“Kismet” was broadcast on October 24, 1967. The audience reaction to the show was an overwhelming display of pure indifference. Perhaps it was too old-fashioned for the hippie-dippie era. The lack of enthusiasm cancelled plans for a soundtrack release and it also put Armstrong off the TV cycle – this was the last made-for-TV musical the company would broadcast.

Today, “Kismet” is available on bootleg video only. However, it is only as a black-and-white copy; the original color production is not in circulation. The monochrome edition is a bit dreary to watch, especially since the elaborate sets and intricate costumes are not being shown to their full glory.

Truth be told, it is difficult to view this old-fashioned fantasy version of Baghdad without thinking of the less-than-musical state of today’s Baghdad. Who in 1967 could ever have imagined that the city that inspired the cheeriest of make-believe musicals would become home to grimmest of military realities. Personally, I’ll take Barbara Eden over George W. Bush any day – a bombshell is always more fun than a bomb dropper.


IMPORTANT NOTICE: The unauthorized duplication and distribution of copyright-protected material is not widely appreciated by the entertainment industry, and on occasion law enforcement personnel help boost their arrest quotas by collaring cheery cinephiles engaged in such activities. So if you are going to copy and sell bootleg videos, a word to the wise: don’t get caught. The purchase and ownership of bootleg videos, however, is perfectly legal and we think that’s just peachy! This column was brought to you by Phil Hall, a contributing editor at Film Threat and the man who knows where to get the good stuff…on video, that is.

Discuss The Bootleg Files in Back Talk>>>

Posted on December 8, 2005 in Features by

If you liked this article then you may also like the following Film Threat articles:
Popular Stories from Around the Web

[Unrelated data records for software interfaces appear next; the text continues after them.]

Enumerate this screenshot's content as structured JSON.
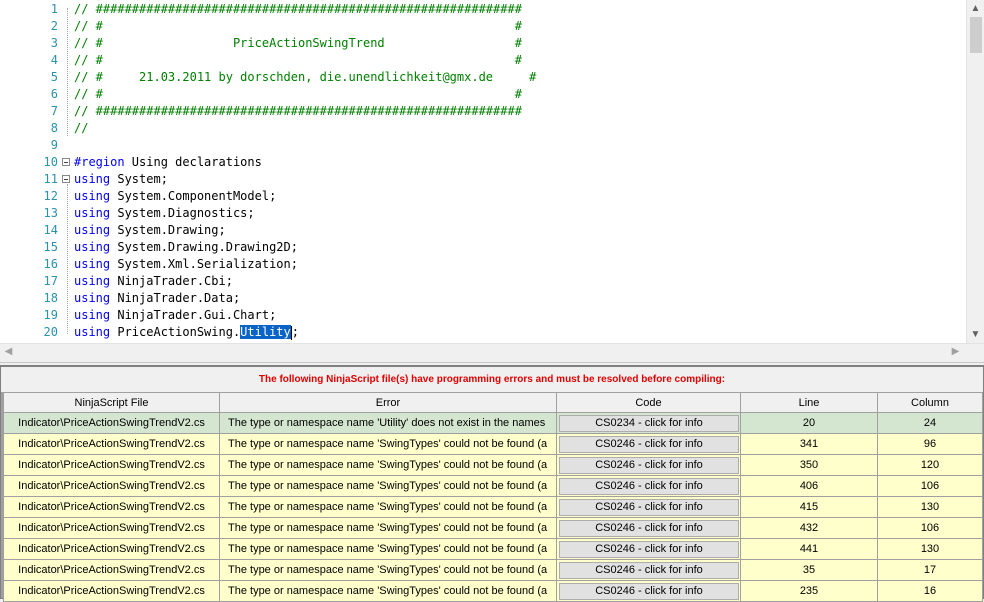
{
  "editor": {
    "lines": [
      {
        "num": "1",
        "kind": "comment",
        "text": "// ###########################################################"
      },
      {
        "num": "2",
        "kind": "comment",
        "text": "// #                                                         #"
      },
      {
        "num": "3",
        "kind": "comment",
        "text": "// #                  PriceActionSwingTrend                  #"
      },
      {
        "num": "4",
        "kind": "comment",
        "text": "// #                                                         #"
      },
      {
        "num": "5",
        "kind": "comment",
        "text": "// #     21.03.2011 by dorschden, die.unendlichkeit@gmx.de     #"
      },
      {
        "num": "6",
        "kind": "comment",
        "text": "// #                                                         #"
      },
      {
        "num": "7",
        "kind": "comment",
        "text": "// ###########################################################"
      },
      {
        "num": "8",
        "kind": "comment",
        "text": "//"
      },
      {
        "num": "9",
        "kind": "blank",
        "text": ""
      },
      {
        "num": "10",
        "kind": "region",
        "kw": "#region",
        "text": " Using declarations"
      },
      {
        "num": "11",
        "kind": "using",
        "kw": "using",
        "text": " System;"
      },
      {
        "num": "12",
        "kind": "using",
        "kw": "using",
        "text": " System.ComponentModel;"
      },
      {
        "num": "13",
        "kind": "using",
        "kw": "using",
        "text": " System.Diagnostics;"
      },
      {
        "num": "14",
        "kind": "using",
        "kw": "using",
        "text": " System.Drawing;"
      },
      {
        "num": "15",
        "kind": "using",
        "kw": "using",
        "text": " System.Drawing.Drawing2D;"
      },
      {
        "num": "16",
        "kind": "using",
        "kw": "using",
        "text": " System.Xml.Serialization;"
      },
      {
        "num": "17",
        "kind": "using",
        "kw": "using",
        "text": " NinjaTrader.Cbi;"
      },
      {
        "num": "18",
        "kind": "using",
        "kw": "using",
        "text": " NinjaTrader.Data;"
      },
      {
        "num": "19",
        "kind": "using",
        "kw": "using",
        "text": " NinjaTrader.Gui.Chart;"
      },
      {
        "num": "20",
        "kind": "using-sel",
        "kw": "using",
        "text": " PriceActionSwing.",
        "selected": "Utility",
        "after": ";"
      }
    ]
  },
  "errors": {
    "title": "The following NinjaScript file(s) have programming errors and must be resolved before compiling:",
    "columns": [
      "NinjaScript File",
      "Error",
      "Code",
      "Line",
      "Column"
    ],
    "rows": [
      {
        "file": "Indicator\\PriceActionSwingTrendV2.cs",
        "error": "The type or namespace name 'Utility' does not exist in the names",
        "code": "CS0234 - click for info",
        "line": "20",
        "column": "24"
      },
      {
        "file": "Indicator\\PriceActionSwingTrendV2.cs",
        "error": "The type or namespace name 'SwingTypes' could not be found (a",
        "code": "CS0246 - click for info",
        "line": "341",
        "column": "96"
      },
      {
        "file": "Indicator\\PriceActionSwingTrendV2.cs",
        "error": "The type or namespace name 'SwingTypes' could not be found (a",
        "code": "CS0246 - click for info",
        "line": "350",
        "column": "120"
      },
      {
        "file": "Indicator\\PriceActionSwingTrendV2.cs",
        "error": "The type or namespace name 'SwingTypes' could not be found (a",
        "code": "CS0246 - click for info",
        "line": "406",
        "column": "106"
      },
      {
        "file": "Indicator\\PriceActionSwingTrendV2.cs",
        "error": "The type or namespace name 'SwingTypes' could not be found (a",
        "code": "CS0246 - click for info",
        "line": "415",
        "column": "130"
      },
      {
        "file": "Indicator\\PriceActionSwingTrendV2.cs",
        "error": "The type or namespace name 'SwingTypes' could not be found (a",
        "code": "CS0246 - click for info",
        "line": "432",
        "column": "106"
      },
      {
        "file": "Indicator\\PriceActionSwingTrendV2.cs",
        "error": "The type or namespace name 'SwingTypes' could not be found (a",
        "code": "CS0246 - click for info",
        "line": "441",
        "column": "130"
      },
      {
        "file": "Indicator\\PriceActionSwingTrendV2.cs",
        "error": "The type or namespace name 'SwingTypes' could not be found (a",
        "code": "CS0246 - click for info",
        "line": "35",
        "column": "17"
      },
      {
        "file": "Indicator\\PriceActionSwingTrendV2.cs",
        "error": "The type or namespace name 'SwingTypes' could not be found (a",
        "code": "CS0246 - click for info",
        "line": "235",
        "column": "16"
      }
    ]
  },
  "colors": {
    "comment": "#008000",
    "keyword": "#0000ff",
    "line_number": "#2b91af",
    "error_title": "#e00000",
    "row_selected": "#d5e6d0",
    "row_normal": "#ffffcc"
  },
  "icons": {
    "scroll_up": "▲",
    "scroll_down": "▼",
    "scroll_left": "◀",
    "scroll_right": "▶"
  }
}
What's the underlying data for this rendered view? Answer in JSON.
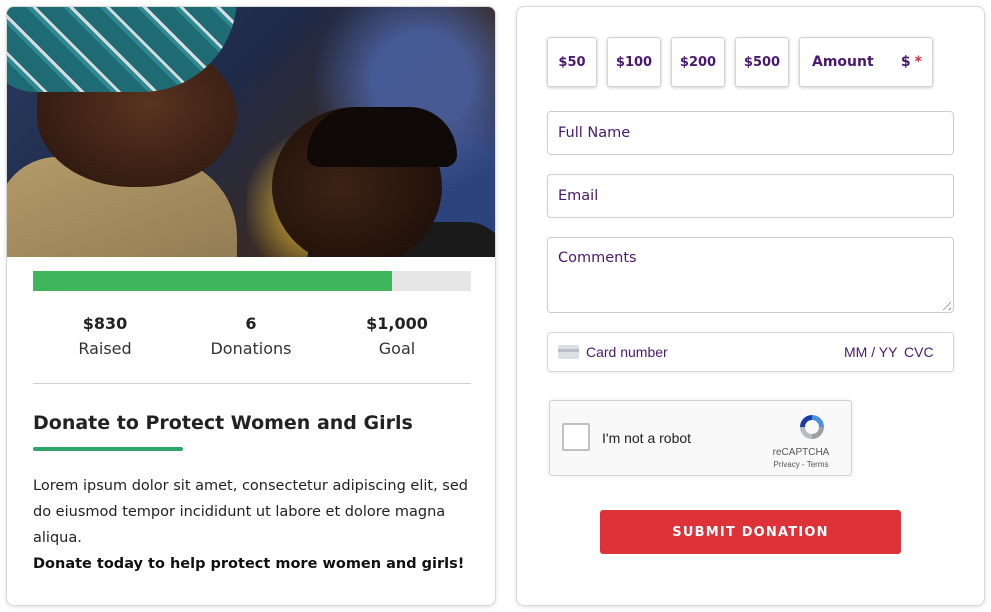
{
  "campaign": {
    "progress_fraction": 0.82,
    "stats": {
      "raised_value": "$830",
      "raised_label": "Raised",
      "donations_value": "6",
      "donations_label": "Donations",
      "goal_value": "$1,000",
      "goal_label": "Goal"
    },
    "title": "Donate to Protect Women and Girls",
    "description": "Lorem ipsum dolor sit amet, consectetur adipiscing elit, sed do eiusmod tempor incididunt ut labore et dolore magna aliqua.",
    "call_to_action": "Donate today to help protect more women and girls!"
  },
  "form": {
    "amounts": [
      "$50",
      "$100",
      "$200",
      "$500"
    ],
    "custom_amount_placeholder": "Amount",
    "currency_symbol": "$",
    "required_marker": "*",
    "fullname_placeholder": "Full Name",
    "email_placeholder": "Email",
    "comments_placeholder": "Comments",
    "card": {
      "number_placeholder": "Card number",
      "expiry_placeholder": "MM / YY",
      "cvc_placeholder": "CVC"
    },
    "recaptcha": {
      "label": "I'm not a robot",
      "brand": "reCAPTCHA",
      "links": "Privacy - Terms"
    },
    "submit_label": "SUBMIT DONATION"
  },
  "colors": {
    "progress_fill": "#3fb65b",
    "accent_underline": "#2ea66a",
    "submit_bg": "#dc3238",
    "form_text": "#4a1870"
  }
}
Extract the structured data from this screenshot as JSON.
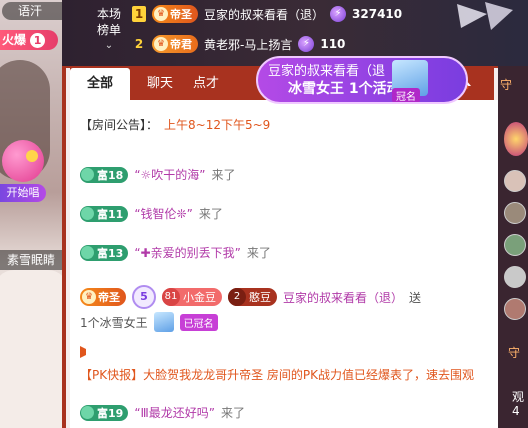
{
  "left_stream": {
    "top_text": "语汗",
    "fire_label": "火爆",
    "fire_count": "1",
    "sing_label": "开始唱",
    "streamer_name": "素雪眠睛"
  },
  "ranking": {
    "label_line1": "本场",
    "label_line2": "榜单",
    "rows": [
      {
        "rank": "1",
        "badge": "帝圣",
        "name": "豆家的叔来看看（退）",
        "score": "327410"
      },
      {
        "rank": "2",
        "badge": "帝君",
        "name": "黄老邪-马上扬言",
        "score": "110"
      }
    ]
  },
  "tabs": [
    "全部",
    "聊天",
    "点才"
  ],
  "popup": {
    "line1": "豆家的叔来看看（退",
    "line2": "冰雪女王 1个活动",
    "crowned": "冠名"
  },
  "notice": {
    "prefix": "【房间公告】：",
    "text": "上午8~12下午5~9"
  },
  "messages": [
    {
      "level": "富18",
      "name": "“☼吹干的海”",
      "action": "来了"
    },
    {
      "level": "富11",
      "name": "“钱智伦❊”",
      "action": "来了"
    },
    {
      "level": "富13",
      "name": "“✚亲爱的别丢下我”",
      "action": "来了"
    }
  ],
  "gift_msg": {
    "badge": "帝圣",
    "ring": "5",
    "jin_level": "81",
    "jin_name": "小金豆",
    "han_level": "2",
    "han_name": "憨豆",
    "user": "豆家的叔来看看（退）",
    "action": "送",
    "gift_text": "1个冰雪女王",
    "crowned": "已冠名"
  },
  "pk_msg": "【PK快报】大脸贺我龙龙哥升帝圣 房间的PK战力值已经爆表了，速去围观",
  "last_msg": {
    "level": "富19",
    "name": "“Ⅲ最龙还好吗”",
    "action": "来了"
  },
  "right_strip": {
    "head": "守",
    "foot1": "守",
    "foot2": "观\n4"
  }
}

Tell us what you're thinking...

Comments are governed by the Terms of Use of this Site. Click on the "Report Comment" link if you feel a comment is in violation of the Terms of Use, and the comment will be reviewed appropriately.